■ GIVEN RECORDS ■
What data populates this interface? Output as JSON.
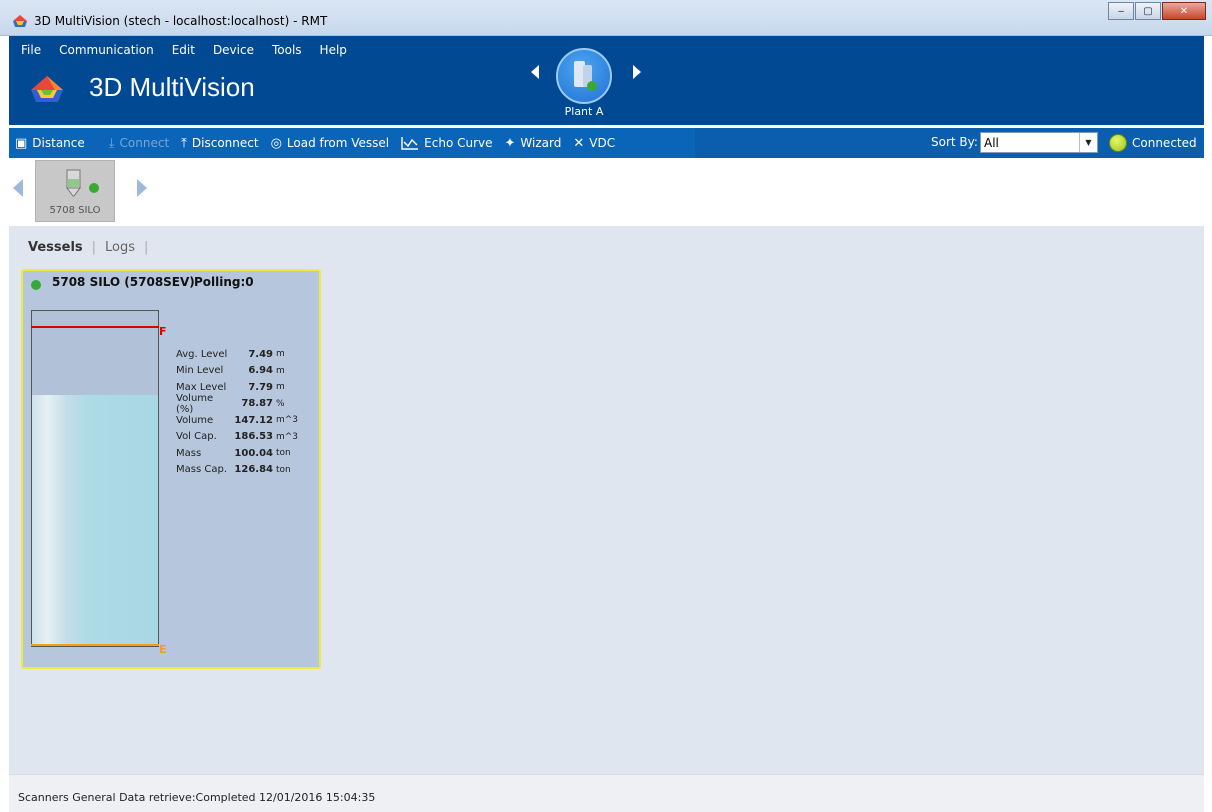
{
  "window": {
    "title": "3D MultiVision (stech - localhost:localhost) - RMT",
    "minimize": "‒",
    "maximize": "▢",
    "close": "✕"
  },
  "menu": [
    "File",
    "Communication",
    "Edit",
    "Device",
    "Tools",
    "Help"
  ],
  "brand": {
    "title": "3D MultiVision"
  },
  "plant": {
    "label": "Plant A"
  },
  "toolbar": {
    "items": [
      {
        "label": "Distance",
        "icon": "document-icon",
        "enabled": true
      },
      {
        "label": "Connect",
        "icon": "download-icon",
        "enabled": false
      },
      {
        "label": "Disconnect",
        "icon": "upload-icon",
        "enabled": true
      },
      {
        "label": "Load from Vessel",
        "icon": "broadcast-icon",
        "enabled": true
      },
      {
        "label": "Echo Curve",
        "icon": "chart-line-icon",
        "enabled": true
      },
      {
        "label": "Wizard",
        "icon": "magic-wand-icon",
        "enabled": true
      },
      {
        "label": "VDC",
        "icon": "tools-icon",
        "enabled": true
      }
    ],
    "sort_by_label": "Sort By:",
    "sort_value": "All",
    "connection_status": "Connected"
  },
  "vessel_strip": {
    "selected": {
      "label": "5708 SILO"
    }
  },
  "tabs": [
    {
      "label": "Vessels",
      "active": true
    },
    {
      "label": "Logs",
      "active": false
    }
  ],
  "vessel_card": {
    "name": "5708 SILO (5708SEV)",
    "polling": "Polling:0",
    "fill_fraction": 0.75,
    "full_marker": "F",
    "empty_marker": "E",
    "stats": [
      {
        "label": "Avg. Level",
        "value": "7.49",
        "unit": "m"
      },
      {
        "label": "Min Level",
        "value": "6.94",
        "unit": "m"
      },
      {
        "label": "Max Level",
        "value": "7.79",
        "unit": "m"
      },
      {
        "label": "Volume (%)",
        "value": "78.87",
        "unit": "%"
      },
      {
        "label": "Volume",
        "value": "147.12",
        "unit": "m^3"
      },
      {
        "label": "Vol Cap.",
        "value": "186.53",
        "unit": "m^3"
      },
      {
        "label": "Mass",
        "value": "100.04",
        "unit": "ton"
      },
      {
        "label": "Mass Cap.",
        "value": "126.84",
        "unit": "ton"
      }
    ]
  },
  "status_bar": {
    "text": "Scanners General Data retrieve:Completed 12/01/2016 15:04:35"
  },
  "colors": {
    "header": "#014a93",
    "toolbar": "#0a64b8",
    "connected": "#9dc315",
    "status_dot": "#39a935",
    "full_line": "#e00000",
    "empty_line": "#f0a020",
    "card_border": "#ecec3c"
  }
}
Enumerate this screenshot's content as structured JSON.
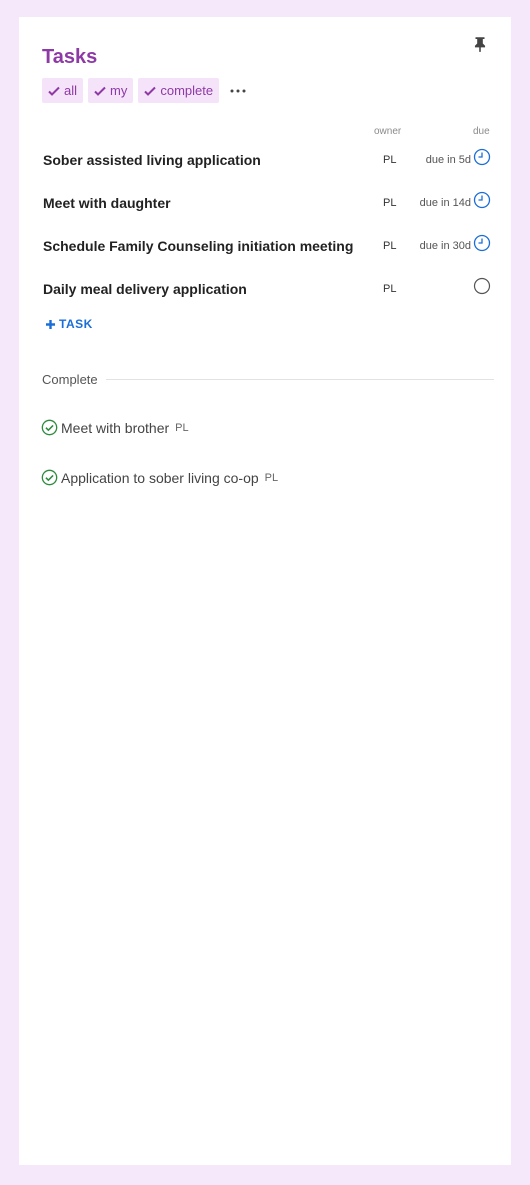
{
  "header": {
    "title": "Tasks"
  },
  "filters": [
    {
      "label": "all"
    },
    {
      "label": "my"
    },
    {
      "label": "complete"
    }
  ],
  "columns": {
    "owner": "owner",
    "due": "due"
  },
  "tasks": [
    {
      "name": "Sober assisted living application",
      "owner": "PL",
      "due": "due in 5d",
      "icon": "clock-icon"
    },
    {
      "name": "Meet with daughter",
      "owner": "PL",
      "due": "due in 14d",
      "icon": "clock-icon"
    },
    {
      "name": "Schedule Family Counseling initiation meeting",
      "owner": "PL",
      "due": "due in 30d",
      "icon": "clock-icon"
    },
    {
      "name": "Daily meal delivery application",
      "owner": "PL",
      "due": "",
      "icon": "circle-icon"
    }
  ],
  "add_task": {
    "label": "TASK"
  },
  "complete_section": {
    "label": "Complete",
    "items": [
      {
        "name": "Meet with brother",
        "owner": "PL"
      },
      {
        "name": "Application to sober living co-op",
        "owner": "PL"
      }
    ]
  },
  "colors": {
    "accent": "#8e3aa6",
    "chip_bg": "#f5e3f9",
    "link": "#1b6ed8",
    "complete_green": "#2e8b3e",
    "page_bg": "#f6e8fb"
  }
}
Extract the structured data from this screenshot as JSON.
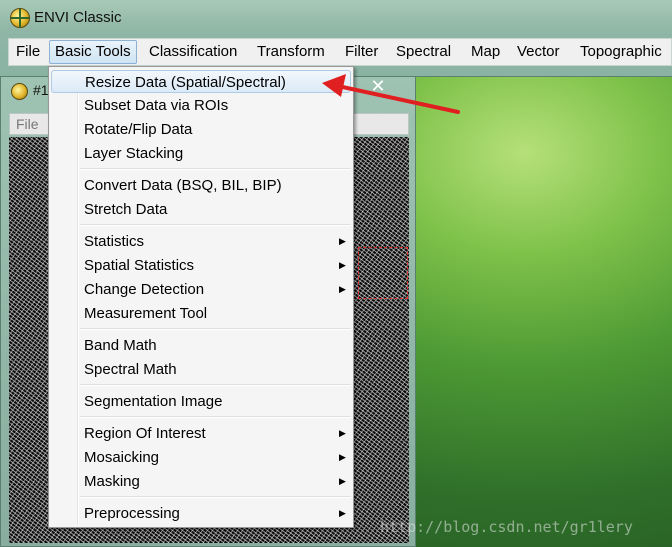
{
  "window": {
    "title": "ENVI Classic"
  },
  "menubar": {
    "items": [
      "File",
      "Basic Tools",
      "Classification",
      "Transform",
      "Filter",
      "Spectral",
      "Map",
      "Vector",
      "Topographic"
    ],
    "active": "Basic Tools"
  },
  "image_window": {
    "title": "#1",
    "menu_file": "File",
    "close_glyph": "✕"
  },
  "dropdown": {
    "groups": [
      [
        {
          "label": "Resize Data (Spatial/Spectral)",
          "submenu": false,
          "highlighted": true
        },
        {
          "label": "Subset Data via ROIs",
          "submenu": false
        },
        {
          "label": "Rotate/Flip Data",
          "submenu": false
        },
        {
          "label": "Layer Stacking",
          "submenu": false
        }
      ],
      [
        {
          "label": "Convert Data (BSQ, BIL, BIP)",
          "submenu": false
        },
        {
          "label": "Stretch Data",
          "submenu": false
        }
      ],
      [
        {
          "label": "Statistics",
          "submenu": true
        },
        {
          "label": "Spatial Statistics",
          "submenu": true
        },
        {
          "label": "Change Detection",
          "submenu": true
        },
        {
          "label": "Measurement Tool",
          "submenu": false
        }
      ],
      [
        {
          "label": "Band Math",
          "submenu": false
        },
        {
          "label": "Spectral Math",
          "submenu": false
        }
      ],
      [
        {
          "label": "Segmentation Image",
          "submenu": false
        }
      ],
      [
        {
          "label": "Region Of Interest",
          "submenu": true
        },
        {
          "label": "Mosaicking",
          "submenu": true
        },
        {
          "label": "Masking",
          "submenu": true
        }
      ],
      [
        {
          "label": "Preprocessing",
          "submenu": true
        }
      ]
    ]
  },
  "submenu_arrow_glyph": "▶",
  "watermark": "http://blog.csdn.net/gr1lery",
  "colors": {
    "annotation_arrow": "#e02020",
    "menu_highlight": "#dbeaf7"
  }
}
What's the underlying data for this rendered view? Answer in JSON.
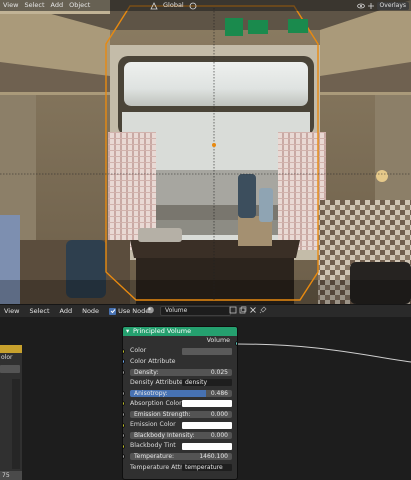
{
  "viewport_header": {
    "menus": [
      "View",
      "Select",
      "Add",
      "Object"
    ],
    "orientation": "Global",
    "overlays_label": "Overlays"
  },
  "node_editor": {
    "menus": [
      "View",
      "Select",
      "Add",
      "Node"
    ],
    "use_nodes_label": "Use Nodes",
    "material_name": "Volume"
  },
  "left_node": {
    "partial_label": "olor",
    "bottom_value": "75"
  },
  "node": {
    "title": "Principled Volume",
    "output": "Volume",
    "inputs": [
      {
        "label": "Color",
        "kind": "color",
        "swatch": "#5a5a5a"
      },
      {
        "label": "Color Attribute",
        "kind": "string-socket"
      },
      {
        "label": "Density:",
        "kind": "float",
        "value": "0.025"
      },
      {
        "label": "Density Attribute",
        "kind": "text",
        "value": "density"
      },
      {
        "label": "Anisotropy:",
        "kind": "slider",
        "value": "0.486",
        "fill": 0.743
      },
      {
        "label": "Absorption Color",
        "kind": "color",
        "swatch": "#ffffff"
      },
      {
        "label": "Emission Strength:",
        "kind": "float",
        "value": "0.000"
      },
      {
        "label": "Emission Color",
        "kind": "color",
        "swatch": "#ffffff"
      },
      {
        "label": "Blackbody Intensity:",
        "kind": "float",
        "value": "0.000"
      },
      {
        "label": "Blackbody Tint",
        "kind": "color",
        "swatch": "#ffffff"
      },
      {
        "label": "Temperature:",
        "kind": "float",
        "value": "1460.100"
      },
      {
        "label": "Temperature Attr...",
        "kind": "text",
        "value": "temperature"
      }
    ]
  },
  "colors": {
    "node_header": "#25a06f",
    "selection": "#e88a10",
    "slider_fill": "#4772b3"
  }
}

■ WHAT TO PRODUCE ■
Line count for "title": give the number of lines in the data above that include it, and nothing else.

■ RESULT BELOW ■
6